• Description of the task
Could the listing below be returned exactly, with its pictures left out?

• Data extracts
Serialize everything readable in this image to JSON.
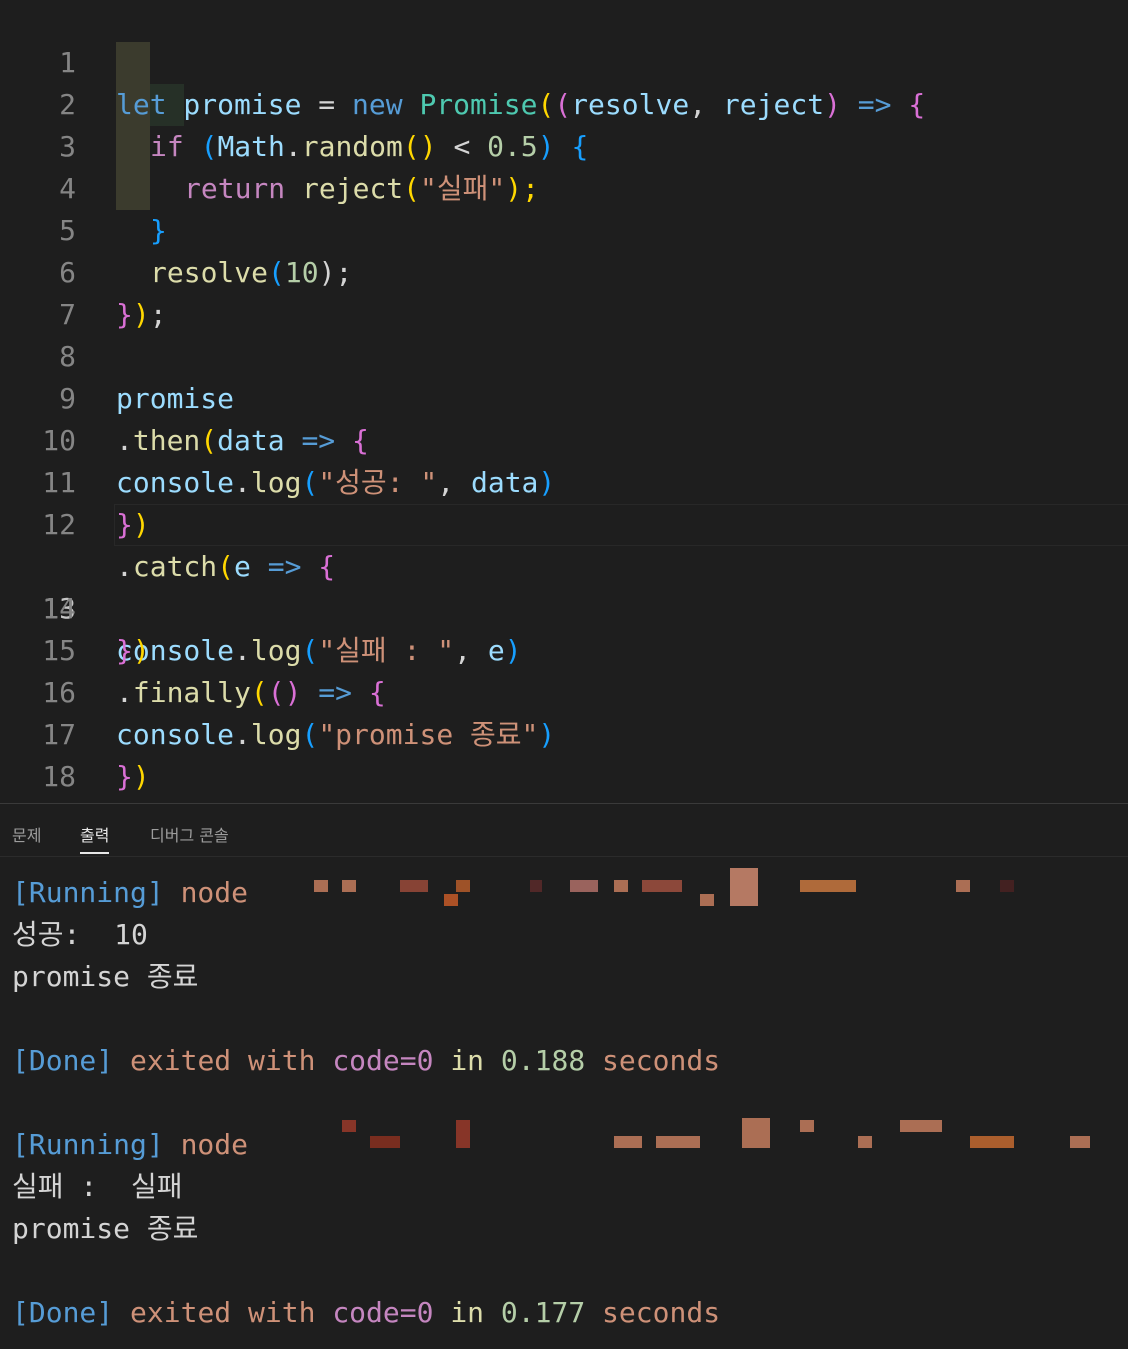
{
  "editor": {
    "lines": [
      {
        "n": "1"
      },
      {
        "n": "2"
      },
      {
        "n": "3"
      },
      {
        "n": "4"
      },
      {
        "n": "5"
      },
      {
        "n": "6"
      },
      {
        "n": "7"
      },
      {
        "n": "8"
      },
      {
        "n": "9"
      },
      {
        "n": "10"
      },
      {
        "n": "11"
      },
      {
        "n": "12"
      },
      {
        "n": "13"
      },
      {
        "n": "14"
      },
      {
        "n": "15"
      },
      {
        "n": "16"
      },
      {
        "n": "17"
      },
      {
        "n": "18"
      }
    ],
    "active_line": "13",
    "tokens": {
      "l1": [
        "let",
        " promise",
        " =",
        " new",
        " Promise",
        "(",
        "(",
        "resolve",
        ", ",
        "reject",
        ")",
        " =>",
        " {"
      ],
      "l2": [
        "if",
        " (",
        "Math",
        ".",
        "random",
        "()",
        " <",
        " 0.5",
        ")",
        " {"
      ],
      "l3": [
        "return",
        " reject",
        "(",
        "\"실패\"",
        ");"
      ],
      "l4": [
        "}"
      ],
      "l5": [
        "resolve",
        "(",
        "10",
        ");"
      ],
      "l6": [
        "}",
        ")",
        ";"
      ],
      "l8": [
        "promise"
      ],
      "l9": [
        ".",
        "then",
        "(",
        "data",
        " =>",
        " {"
      ],
      "l10": [
        "console",
        ".",
        "log",
        "(",
        "\"성공: \"",
        ", ",
        "data",
        ")"
      ],
      "l11": [
        "}",
        ")"
      ],
      "l12": [
        ".",
        "catch",
        "(",
        "e",
        " =>",
        " {"
      ],
      "l13": [
        "console",
        ".",
        "log",
        "(",
        "\"실패 : \"",
        ", ",
        "e",
        ")"
      ],
      "l14": [
        "}",
        ")"
      ],
      "l15": [
        ".",
        "finally",
        "(",
        "()",
        " =>",
        " {"
      ],
      "l16": [
        "console",
        ".",
        "log",
        "(",
        "\"promise 종료\"",
        ")"
      ],
      "l17": [
        "}",
        ")"
      ]
    }
  },
  "panel": {
    "tabs": [
      "문제",
      "출력",
      "디버그 콘솔"
    ],
    "active_tab": "출력",
    "output": {
      "run1_label": "[Running]",
      "run1_cmd": " node",
      "out1a": "성공:  10",
      "out1b": "promise 종료",
      "done1": [
        "[Done]",
        " exited with ",
        "code=0",
        " in ",
        "0.188",
        " seconds"
      ],
      "run2_label": "[Running]",
      "run2_cmd": " node",
      "out2a": "실패 :  실패",
      "out2b": "promise 종료",
      "done2": [
        "[Done]",
        " exited with ",
        "code=0",
        " in ",
        "0.177",
        " seconds"
      ]
    }
  }
}
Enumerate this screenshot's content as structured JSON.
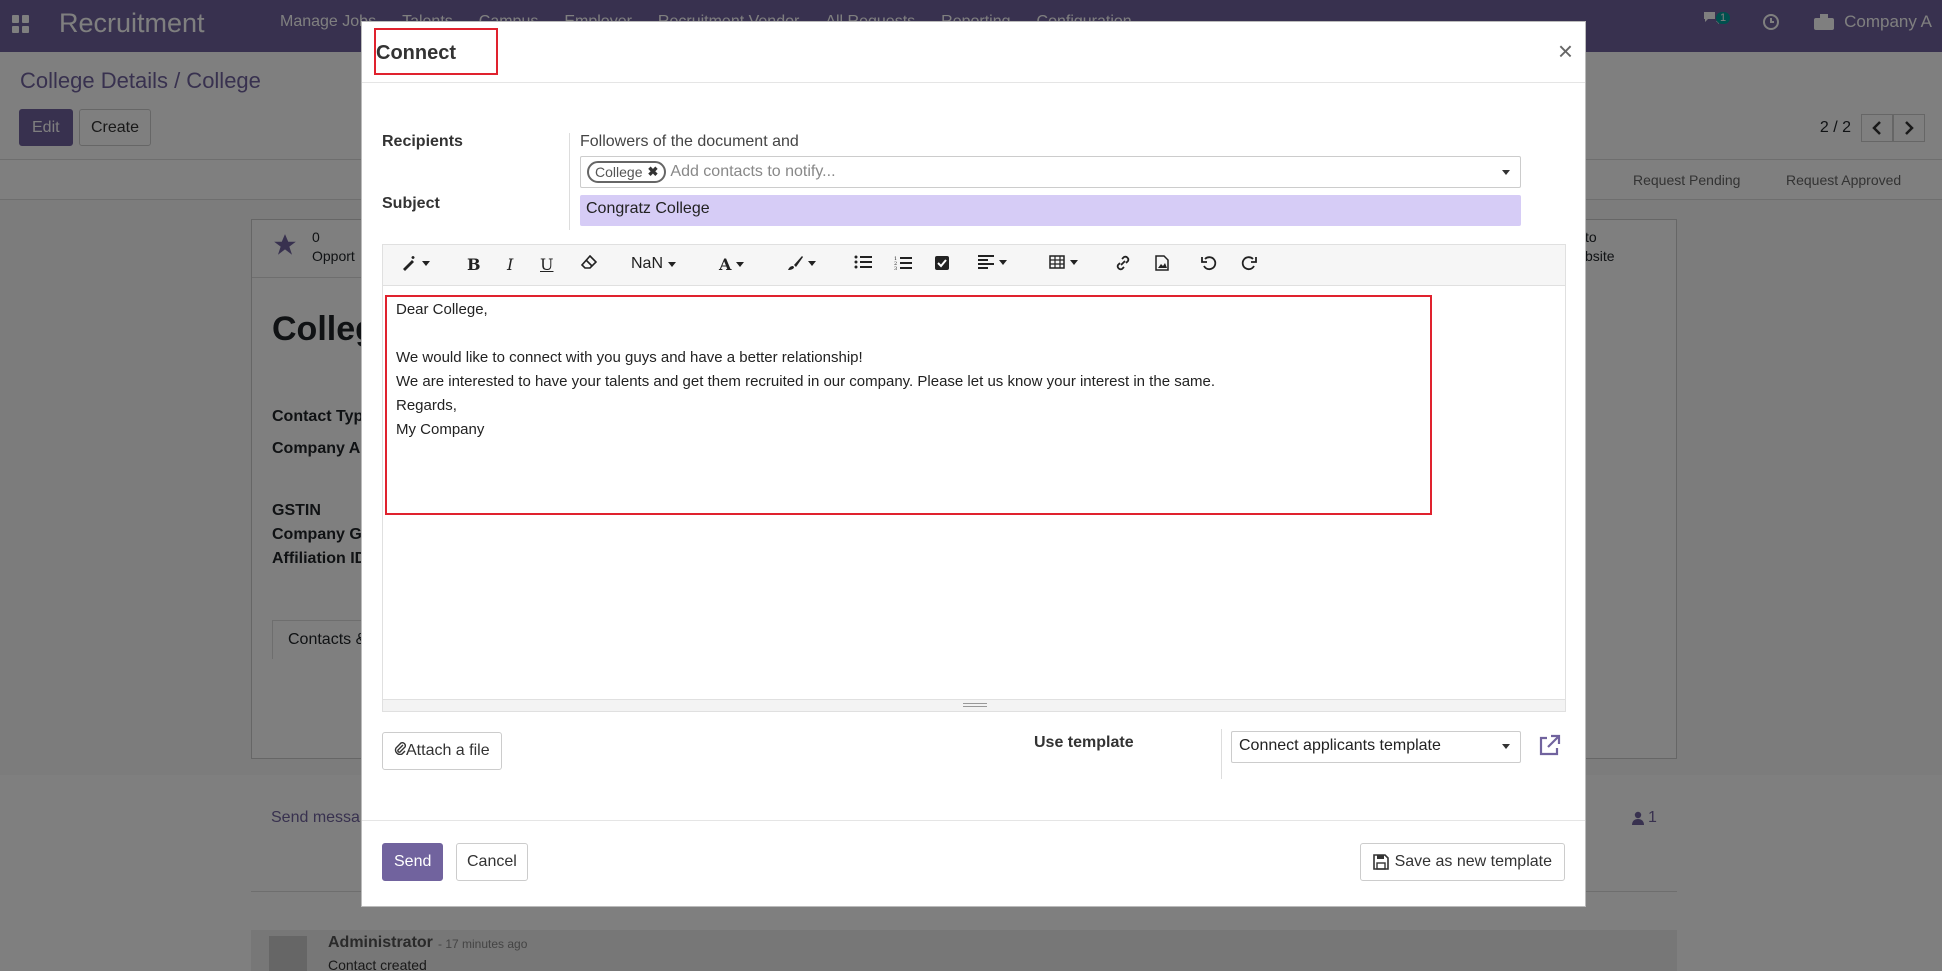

• Result of this exercise
Serialize everything readable in this image to JSON.
{
  "editor": {
    "lines": [
      {
        "n": "1"
      },
      {
        "n": "2"
      },
      {
        "n": "3"
      },
      {
        "n": "4"
      },
      {
        "n": "5"
      },
      {
        "n": "6"
      },
      {
        "n": "7"
      },
      {
        "n": "8"
      },
      {
        "n": "9"
      },
      {
        "n": "10"
      },
      {
        "n": "11"
      },
      {
        "n": "12"
      },
      {
        "n": "13"
      },
      {
        "n": "14"
      },
      {
        "n": "15"
      },
      {
        "n": "16"
      },
      {
        "n": "17"
      },
      {
        "n": "18"
      }
    ],
    "active_line": "13",
    "tokens": {
      "l1": [
        "let",
        " promise",
        " =",
        " new",
        " Promise",
        "(",
        "(",
        "resolve",
        ", ",
        "reject",
        ")",
        " =>",
        " {"
      ],
      "l2": [
        "if",
        " (",
        "Math",
        ".",
        "random",
        "()",
        " <",
        " 0.5",
        ")",
        " {"
      ],
      "l3": [
        "return",
        " reject",
        "(",
        "\"실패\"",
        ");"
      ],
      "l4": [
        "}"
      ],
      "l5": [
        "resolve",
        "(",
        "10",
        ");"
      ],
      "l6": [
        "}",
        ")",
        ";"
      ],
      "l8": [
        "promise"
      ],
      "l9": [
        ".",
        "then",
        "(",
        "data",
        " =>",
        " {"
      ],
      "l10": [
        "console",
        ".",
        "log",
        "(",
        "\"성공: \"",
        ", ",
        "data",
        ")"
      ],
      "l11": [
        "}",
        ")"
      ],
      "l12": [
        ".",
        "catch",
        "(",
        "e",
        " =>",
        " {"
      ],
      "l13": [
        "console",
        ".",
        "log",
        "(",
        "\"실패 : \"",
        ", ",
        "e",
        ")"
      ],
      "l14": [
        "}",
        ")"
      ],
      "l15": [
        ".",
        "finally",
        "(",
        "()",
        " =>",
        " {"
      ],
      "l16": [
        "console",
        ".",
        "log",
        "(",
        "\"promise 종료\"",
        ")"
      ],
      "l17": [
        "}",
        ")"
      ]
    }
  },
  "panel": {
    "tabs": [
      "문제",
      "출력",
      "디버그 콘솔"
    ],
    "active_tab": "출력",
    "output": {
      "run1_label": "[Running]",
      "run1_cmd": " node",
      "out1a": "성공:  10",
      "out1b": "promise 종료",
      "done1": [
        "[Done]",
        " exited with ",
        "code=0",
        " in ",
        "0.188",
        " seconds"
      ],
      "run2_label": "[Running]",
      "run2_cmd": " node",
      "out2a": "실패 :  실패",
      "out2b": "promise 종료",
      "done2": [
        "[Done]",
        " exited with ",
        "code=0",
        " in ",
        "0.177",
        " seconds"
      ]
    }
  }
}
Enumerate this screenshot's content as structured JSON.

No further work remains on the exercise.